After that, we went shopping for interview clothes via video. Strong-Hearted Girl and a staff were in Walmart across the state and I was here, but we found shoes, shirts and pants in record time. When I insisted on trying something on, my kid’s natural rebellion at this was tamped down.
She made herself consider shoes she thought she hated, or that they wouldn’t fit.
She listened and acquiesced, a towering victory for someone who has basically trademarked opposition as her default response.
By the time we finished I was exhausted. Strong-Hearted Girl was, too, from being several levels of tremendous.
The next day that girl nailed it. Flat out ran the laps with ease, Irene said in a jubilant call the pair made to me on their way back home.
My amazing girl had squelched the fear she has to be perfect in every answer and denied the awkwardness she feels in social situations, long enough to matter.
She hated the thought of letting me down, my child told me this week.
“You were doing everything you could.”
And God bless Irene, who’s never stopped trying.
My daughter begins her own job mid-month. She’ll unbox new inventory, put away returns, for four hours a day.
Some of her new co-workers are deaf; some are like her, born with invisible but debilitating issues.

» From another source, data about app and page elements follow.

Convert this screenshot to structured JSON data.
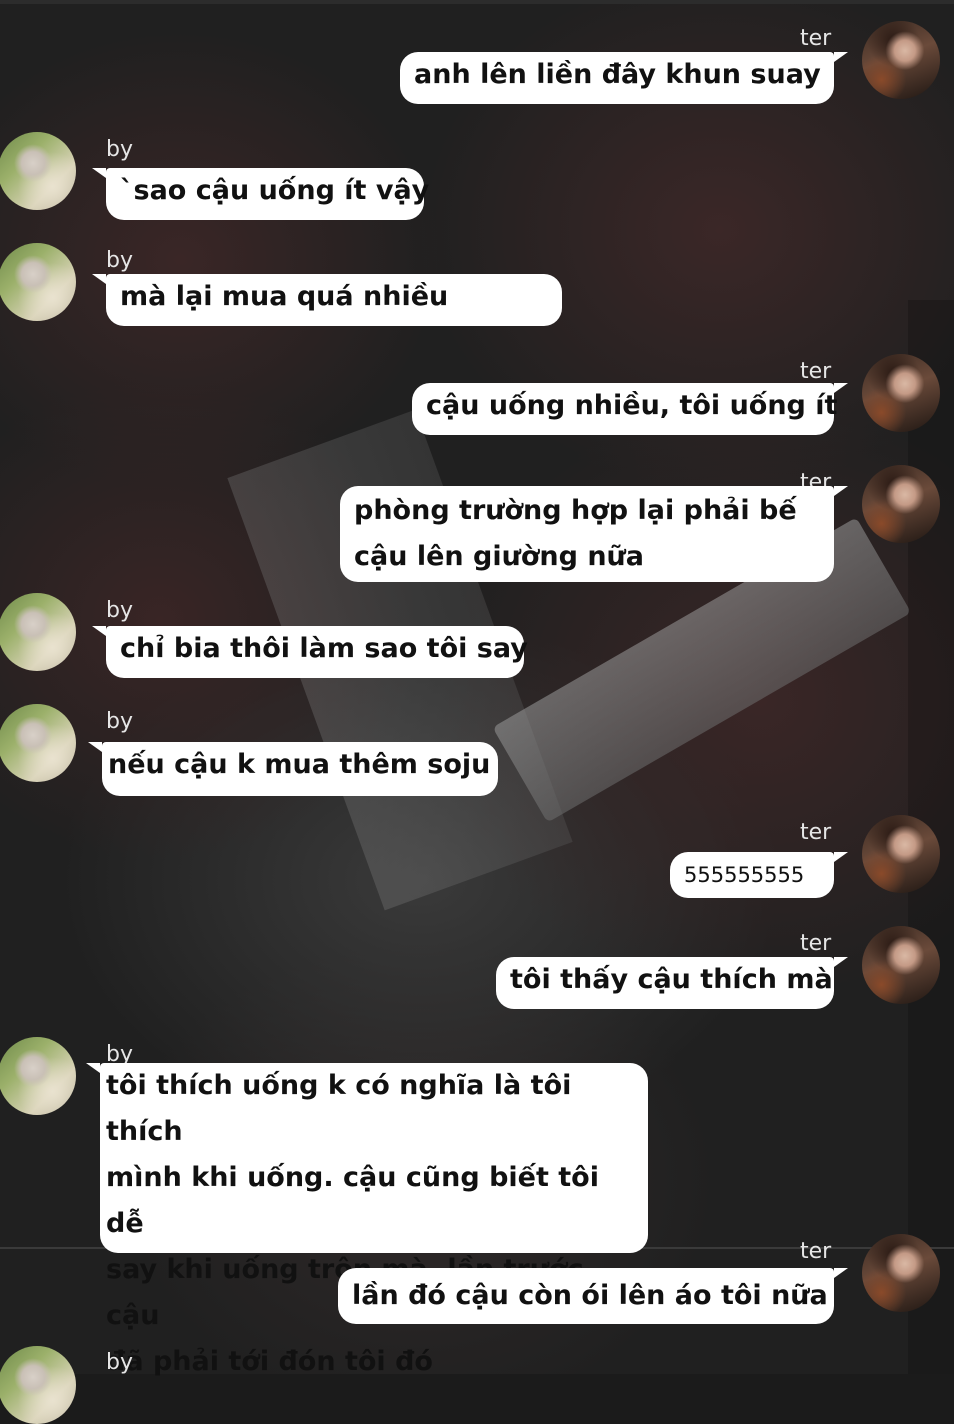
{
  "chat": {
    "messages": [
      {
        "sender": "ter",
        "text": "anh lên liền đây khun suay"
      },
      {
        "sender": "by",
        "text": "`sao cậu uống ít vậy"
      },
      {
        "sender": "by",
        "text": "mà lại mua quá nhiều"
      },
      {
        "sender": "ter",
        "text": "cậu uống nhiều, tôi uống ít"
      },
      {
        "sender": "ter",
        "lines": [
          "phòng trường hợp lại phải bế",
          "cậu lên giường nữa"
        ]
      },
      {
        "sender": "by",
        "text": "chỉ bia thôi làm sao tôi say"
      },
      {
        "sender": "by",
        "text": "nếu cậu k mua thêm soju"
      },
      {
        "sender": "ter",
        "text": "555555555"
      },
      {
        "sender": "ter",
        "text": "tôi thấy cậu thích mà"
      },
      {
        "sender": "by",
        "lines": [
          "tôi thích uống k có nghĩa là tôi thích",
          "mình khi uống. cậu cũng biết tôi dễ",
          "say khi uống trộn mà, lần trước cậu",
          "đã phải tới đón tôi đó"
        ]
      },
      {
        "sender": "ter",
        "text": "lần đó cậu còn ói lên áo tôi nữa"
      },
      {
        "sender": "by",
        "text": ""
      }
    ]
  },
  "colors": {
    "bubble": "#ffffff",
    "text": "#111111",
    "name": "#e6e6e6",
    "background": "#202020"
  },
  "icons": {
    "ter_avatar": "avatar-ter-icon",
    "by_avatar": "avatar-by-icon"
  }
}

The promise of being employed is filling Strong-Hearted Girl with helium at the moment.
“I still feel so free and so happy to earn the money to get things I need,” she said this week.

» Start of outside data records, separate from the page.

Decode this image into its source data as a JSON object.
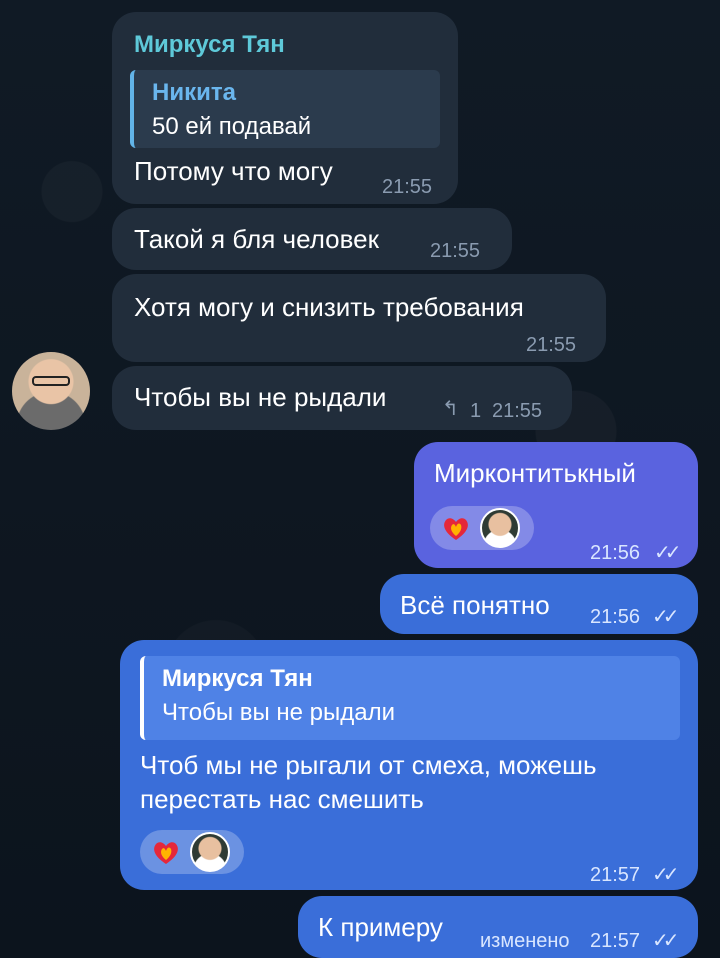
{
  "messages": [
    {
      "sender": "Миркуся Тян",
      "reply": {
        "name": "Никита",
        "text": "50 ей подавай"
      },
      "text": "Потому что могу",
      "time": "21:55"
    },
    {
      "text": "Такой я бля человек",
      "time": "21:55"
    },
    {
      "text": "Хотя могу и снизить требования",
      "time": "21:55"
    },
    {
      "text": "Чтобы вы не рыдали",
      "reply_count": "1",
      "time": "21:55"
    },
    {
      "text": "Мирконтитькный",
      "time": "21:56",
      "reactions": [
        "heart-fire",
        "avatar"
      ]
    },
    {
      "text": "Всё понятно",
      "time": "21:56"
    },
    {
      "reply": {
        "name": "Миркуся Тян",
        "text": "Чтобы вы не рыдали"
      },
      "text_line1": "Чтоб мы не рыгали от смеха, можешь",
      "text_line2": "перестать нас смешить",
      "time": "21:57",
      "reactions": [
        "heart-fire",
        "avatar"
      ]
    },
    {
      "text": "К примеру",
      "edited": "изменено",
      "time": "21:57"
    }
  ],
  "colors": {
    "background": "#0e1621",
    "incoming": "#212d3b",
    "outgoing": "#3a6ed9",
    "outgoing_violet": "#5a63df",
    "sender_name": "#5ec9d9"
  }
}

There are never any guarantees in the land where my daughter lives.
We can’t know how long this job will last, if old roadblocks will rear up and stop her again. We can only hope that all successes eventually layer atop each other to build a road to tomorrow.
You see it, right? Strong-Hearted Girl wants to work. She knows what adulting looks like and even with new things to learn (taking the bus, for example), she wants that.
So we’re going to tip our hats to TJMaxx. We acknowledge that without tax dollars that pay for all the Irenes, Strong-Hearted Girl could just be another subject of some Facebook whine — “Why doesn’t she get a job? She looks perfectly capable.”
Not every disability announces itself, remember. Not everyone has an Irene. Or even a crabby mom who keeps watch.
Not everyone is a Strong-Hearted Girl.